The Golden Salt-To-Water Ratio For Any Pasta Type

Cooking penne pasta in pot
Cooking penne pasta in pot - Mehmet Cetin/Shutterstock

Pasta is a comfort food that's as easy to prepare as it is deliciously versatile. Whether it's spaghetti, penne, fettuccine, campanelle, cavatappi, macaroni, or any other pasta shape you love to use, the cooking instructions for each style don't vary much across the board. In addition to the obvious element (noodles) and water, salt is a fundamental ingredient in most recipes of the soul-soothing, carb-forward meal.

While pasta is relatively bland by itself, salt effectively amplifies its taste and texture, making each forkful, twirl, or slurp more palatable. Some chefs don't think salting pasta water is necessary, especially since the sauce, oil, herbs, spices, and other toppings should contribute plenty of flavor. However, when salt is sprinkled into the vessel of boiling water, it infuses the pasta with a subtle seasoning, ensuring even the innermost layers offer a wonderfully al dente bite. So, therein lies the question: How much salt should you add to the pot when cooking pasta?

Many chefs and pasta enthusiasts recommend a heaping tablespoon of salt per gallon (4 quarts) of water or per pound of dry pasta. By following this ratio guideline, the saltwater imparts a delicate flavor to the otherwise savorless pasta. Moreover, salt increases the water's boiling point, which allows the pasta to cook evenly and thoroughly compared to a pot of plain water.

Read more: 16 Little-Known Facts About Salt

Add 1 Tbsp Of Salt Per 1 Gallon Of Pasta Water

Spaghetti cooking in a pot
Spaghetti cooking in a pot - larisa Stefanjuk/Shutterstock

A helpful tip is to taste the water after the salt has dissolved. It should have a pleasant, mild saltiness reminiscent of seawater but not excessively briny. If you find you've accidentally overdone it with the sodium chloride, there are a few tried-and-true ways to mitigate the situation.

One approach is to dilute the saltiness by pouring more unsalted water into the pot. This helps balance out the salt concentration without affecting the cooking process significantly. You can also rescue oversalted pasta by draining it and rinsing it with cold water.

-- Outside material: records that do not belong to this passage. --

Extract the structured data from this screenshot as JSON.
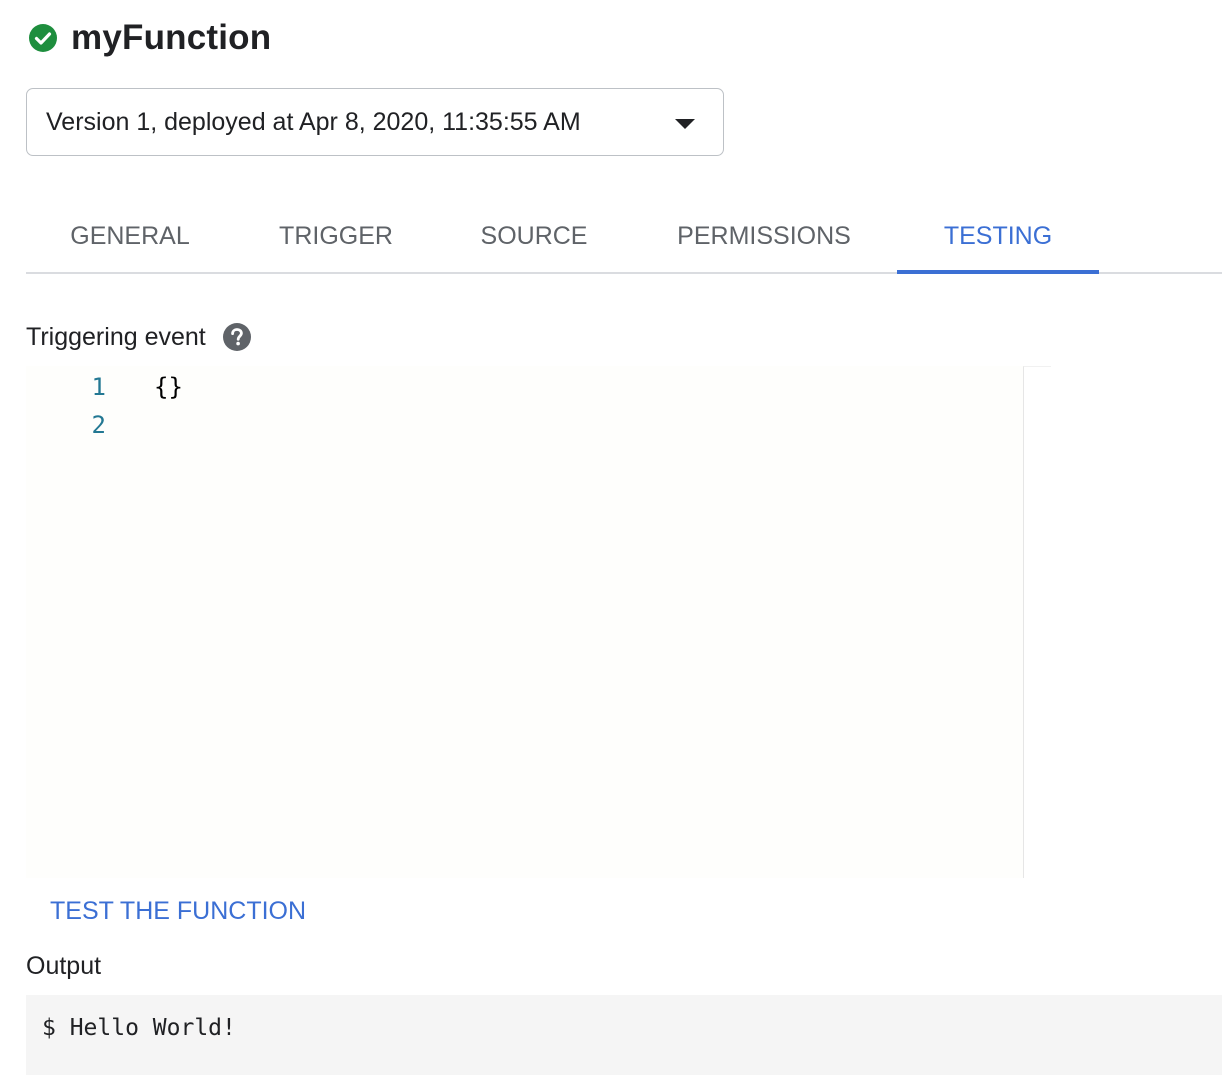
{
  "header": {
    "status_icon": "check-circle-icon",
    "status_color": "#1e8e3e",
    "title": "myFunction"
  },
  "version_select": {
    "selected": "Version 1, deployed at Apr 8, 2020, 11:35:55 AM",
    "caret_icon": "arrow-drop-down-icon"
  },
  "tabs": [
    {
      "label": "GENERAL",
      "active": false
    },
    {
      "label": "TRIGGER",
      "active": false
    },
    {
      "label": "SOURCE",
      "active": false
    },
    {
      "label": "PERMISSIONS",
      "active": false
    },
    {
      "label": "TESTING",
      "active": true
    }
  ],
  "accent_color": "#3b6fd4",
  "triggering_event": {
    "label": "Triggering event",
    "help_icon": "help-circle-icon",
    "lines": [
      {
        "number": "1",
        "code": "{}"
      },
      {
        "number": "2",
        "code": ""
      }
    ]
  },
  "test_button": {
    "label": "TEST THE FUNCTION"
  },
  "output": {
    "label": "Output",
    "text": "$ Hello World!"
  }
}
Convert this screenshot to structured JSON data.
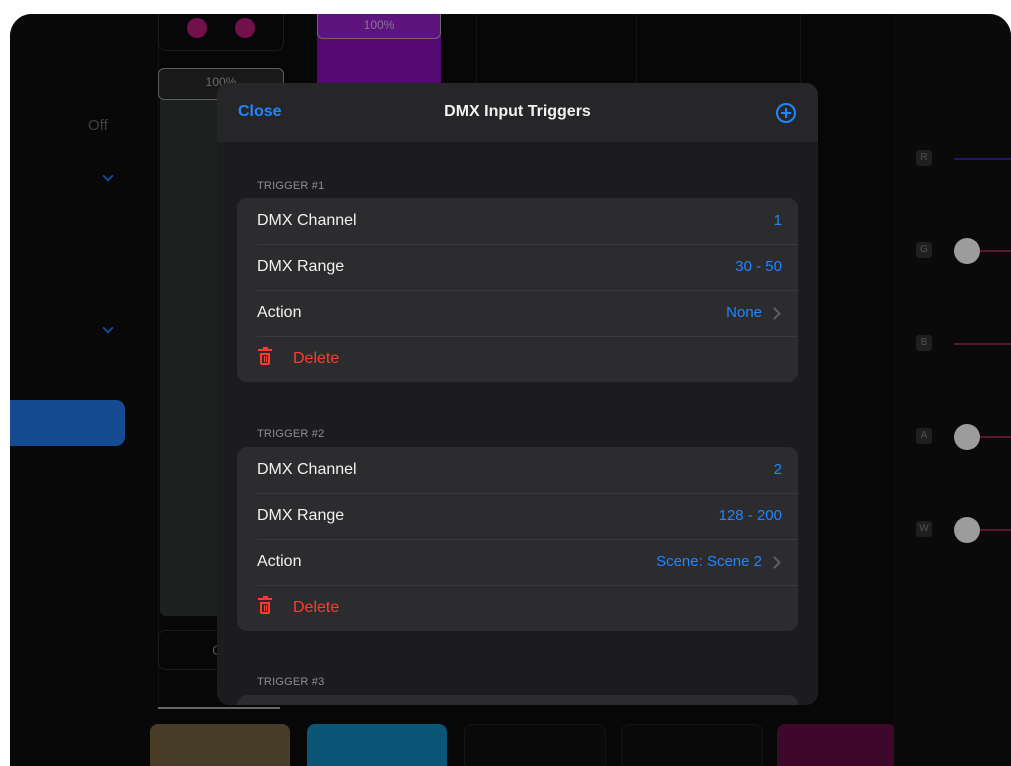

In reality, only a fraction of the salt is actually absorbed by the pasta. Much of the salt remains within the pasta water — a byproduct commonly dubbed "liquid gold" by chefs, due to its flaxen hue, silky feel, and impressive ability to thin out viscous sauces, gently separate sticky noodles, and add a glossy sheen to the plated masterpiece. The absorption rate of salt varies depending on factors such as the shape and thickness of the pasta and cooking time, but in general, about 1/4 of a tablespoon of salt is absorbed by an entire pound of pasta.

Read the original article on Mashed